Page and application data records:
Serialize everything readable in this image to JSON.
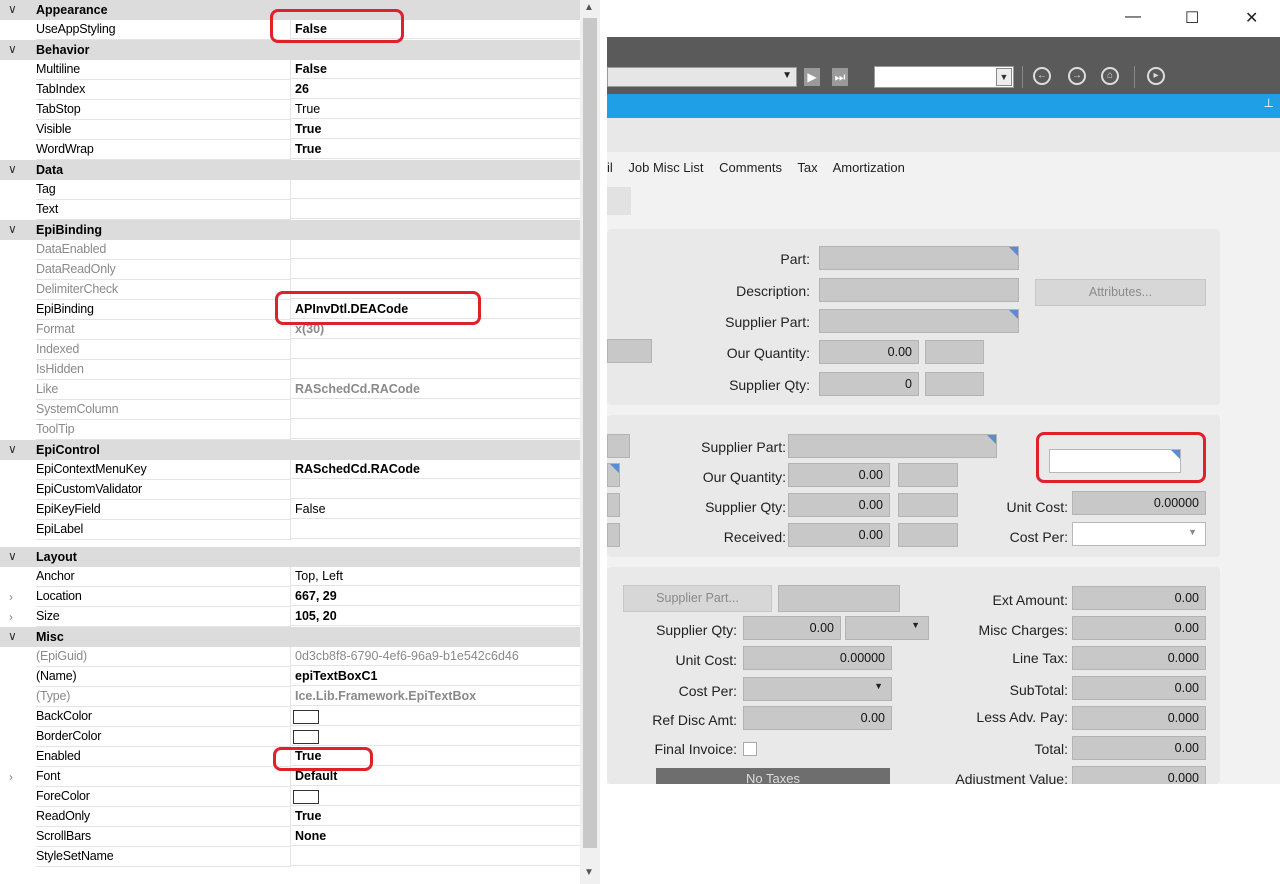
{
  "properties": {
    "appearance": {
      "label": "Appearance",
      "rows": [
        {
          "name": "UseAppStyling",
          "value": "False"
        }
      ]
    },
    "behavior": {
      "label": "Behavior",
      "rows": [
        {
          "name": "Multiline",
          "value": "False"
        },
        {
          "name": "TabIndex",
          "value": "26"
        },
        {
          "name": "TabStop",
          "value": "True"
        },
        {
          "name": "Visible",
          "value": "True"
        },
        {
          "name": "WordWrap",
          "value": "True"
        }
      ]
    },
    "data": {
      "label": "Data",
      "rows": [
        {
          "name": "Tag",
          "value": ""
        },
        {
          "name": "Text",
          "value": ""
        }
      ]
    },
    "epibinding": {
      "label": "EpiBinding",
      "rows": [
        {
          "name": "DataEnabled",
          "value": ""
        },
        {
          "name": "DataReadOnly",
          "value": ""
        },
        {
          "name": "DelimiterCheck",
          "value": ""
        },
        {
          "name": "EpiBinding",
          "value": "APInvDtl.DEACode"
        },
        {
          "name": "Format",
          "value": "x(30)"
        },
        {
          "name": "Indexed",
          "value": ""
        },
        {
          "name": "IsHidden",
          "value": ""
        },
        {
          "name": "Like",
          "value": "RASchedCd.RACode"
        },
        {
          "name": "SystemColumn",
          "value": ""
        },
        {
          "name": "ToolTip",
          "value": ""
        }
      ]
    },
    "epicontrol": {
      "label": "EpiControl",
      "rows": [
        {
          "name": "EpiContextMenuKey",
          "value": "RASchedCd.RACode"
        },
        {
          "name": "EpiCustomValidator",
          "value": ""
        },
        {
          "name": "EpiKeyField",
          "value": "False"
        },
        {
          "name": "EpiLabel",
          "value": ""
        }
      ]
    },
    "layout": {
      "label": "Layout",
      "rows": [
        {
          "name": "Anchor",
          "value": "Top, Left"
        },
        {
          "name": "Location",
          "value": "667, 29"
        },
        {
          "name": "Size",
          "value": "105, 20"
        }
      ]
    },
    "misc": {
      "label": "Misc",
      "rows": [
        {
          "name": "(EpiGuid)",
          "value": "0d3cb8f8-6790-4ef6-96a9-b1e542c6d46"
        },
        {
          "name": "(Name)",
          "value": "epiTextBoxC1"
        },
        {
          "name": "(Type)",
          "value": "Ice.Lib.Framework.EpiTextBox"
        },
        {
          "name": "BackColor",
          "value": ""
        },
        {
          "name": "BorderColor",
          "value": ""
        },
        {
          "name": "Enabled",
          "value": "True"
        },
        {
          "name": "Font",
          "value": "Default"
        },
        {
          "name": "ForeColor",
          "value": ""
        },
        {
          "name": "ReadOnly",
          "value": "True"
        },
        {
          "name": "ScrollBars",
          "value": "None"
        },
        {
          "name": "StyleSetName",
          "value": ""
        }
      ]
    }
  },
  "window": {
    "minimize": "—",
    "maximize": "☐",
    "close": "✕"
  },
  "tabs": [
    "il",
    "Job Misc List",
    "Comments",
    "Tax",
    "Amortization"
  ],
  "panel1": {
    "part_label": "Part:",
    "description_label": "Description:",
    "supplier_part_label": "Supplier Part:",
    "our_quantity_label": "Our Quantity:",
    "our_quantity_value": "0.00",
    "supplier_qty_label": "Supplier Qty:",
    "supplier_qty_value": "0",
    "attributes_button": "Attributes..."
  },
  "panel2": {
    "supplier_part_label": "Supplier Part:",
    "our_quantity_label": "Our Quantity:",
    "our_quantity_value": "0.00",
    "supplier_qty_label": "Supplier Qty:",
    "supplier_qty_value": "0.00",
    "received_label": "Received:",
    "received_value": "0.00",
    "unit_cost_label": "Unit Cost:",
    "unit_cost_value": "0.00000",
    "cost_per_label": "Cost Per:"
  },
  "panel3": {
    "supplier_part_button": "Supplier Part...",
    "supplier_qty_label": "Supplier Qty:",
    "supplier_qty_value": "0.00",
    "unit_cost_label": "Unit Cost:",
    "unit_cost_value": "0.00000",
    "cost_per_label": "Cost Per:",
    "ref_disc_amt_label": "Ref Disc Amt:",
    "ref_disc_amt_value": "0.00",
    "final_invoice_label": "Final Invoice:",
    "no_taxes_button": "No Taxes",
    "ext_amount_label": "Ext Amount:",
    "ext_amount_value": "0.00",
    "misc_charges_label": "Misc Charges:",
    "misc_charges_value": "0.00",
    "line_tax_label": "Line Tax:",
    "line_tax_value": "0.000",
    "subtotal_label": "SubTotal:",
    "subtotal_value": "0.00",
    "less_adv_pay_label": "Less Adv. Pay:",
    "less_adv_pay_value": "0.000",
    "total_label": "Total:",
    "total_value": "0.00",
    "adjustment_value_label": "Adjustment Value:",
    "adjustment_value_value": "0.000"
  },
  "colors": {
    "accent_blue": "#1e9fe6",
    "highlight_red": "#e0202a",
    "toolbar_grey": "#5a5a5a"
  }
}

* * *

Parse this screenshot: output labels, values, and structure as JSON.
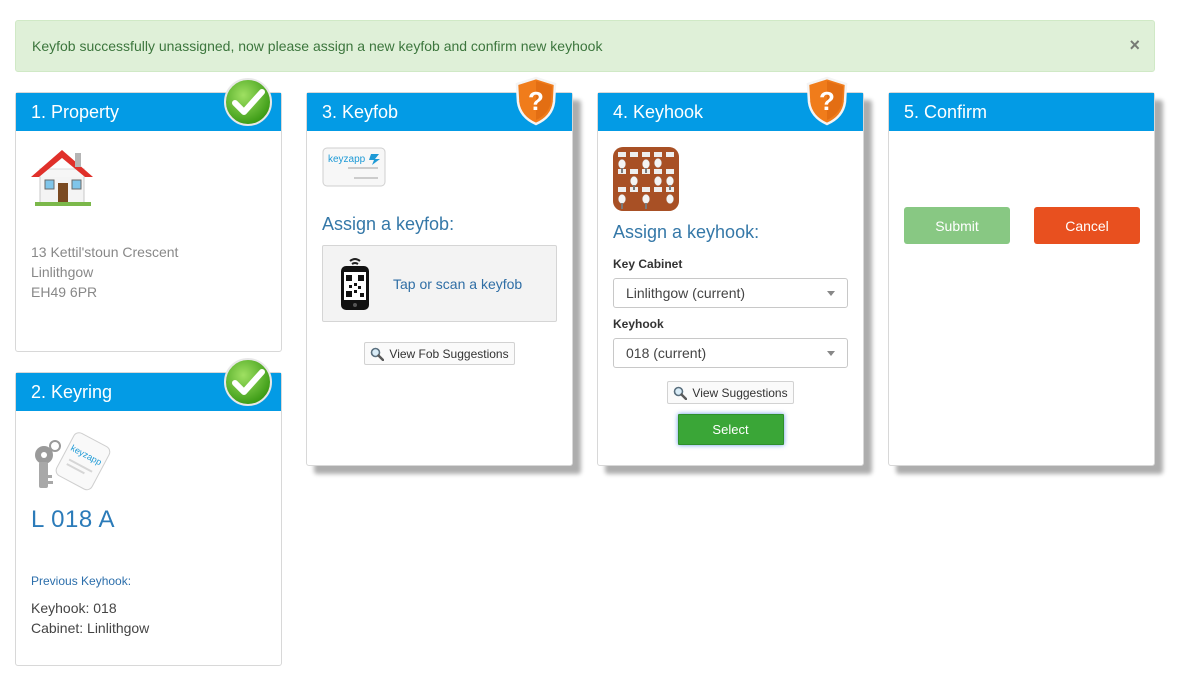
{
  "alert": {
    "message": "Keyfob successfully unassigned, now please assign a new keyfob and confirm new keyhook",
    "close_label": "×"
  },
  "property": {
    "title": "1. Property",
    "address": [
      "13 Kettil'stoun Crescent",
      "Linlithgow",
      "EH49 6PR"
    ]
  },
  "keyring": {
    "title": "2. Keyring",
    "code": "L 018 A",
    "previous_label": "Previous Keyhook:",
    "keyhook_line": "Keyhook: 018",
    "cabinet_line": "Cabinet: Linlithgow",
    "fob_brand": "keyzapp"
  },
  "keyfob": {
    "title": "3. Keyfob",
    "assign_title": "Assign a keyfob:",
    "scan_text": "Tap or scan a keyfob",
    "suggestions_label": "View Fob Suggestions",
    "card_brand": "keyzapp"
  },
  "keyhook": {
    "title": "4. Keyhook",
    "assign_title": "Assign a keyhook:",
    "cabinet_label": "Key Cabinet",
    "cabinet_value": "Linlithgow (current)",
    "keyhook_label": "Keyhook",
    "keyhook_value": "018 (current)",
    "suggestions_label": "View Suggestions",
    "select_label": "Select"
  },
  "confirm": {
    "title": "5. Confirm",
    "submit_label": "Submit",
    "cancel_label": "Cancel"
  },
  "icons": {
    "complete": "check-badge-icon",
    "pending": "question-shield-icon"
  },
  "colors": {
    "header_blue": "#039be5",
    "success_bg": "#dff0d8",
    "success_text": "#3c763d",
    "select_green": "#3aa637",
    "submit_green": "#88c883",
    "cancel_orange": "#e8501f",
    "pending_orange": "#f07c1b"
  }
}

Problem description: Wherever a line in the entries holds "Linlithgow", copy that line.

Solution below:
      "Linlithgow",
    "cabinet_line": "Cabinet: Linlithgow",
    "cabinet_value": "Linlithgow (current)",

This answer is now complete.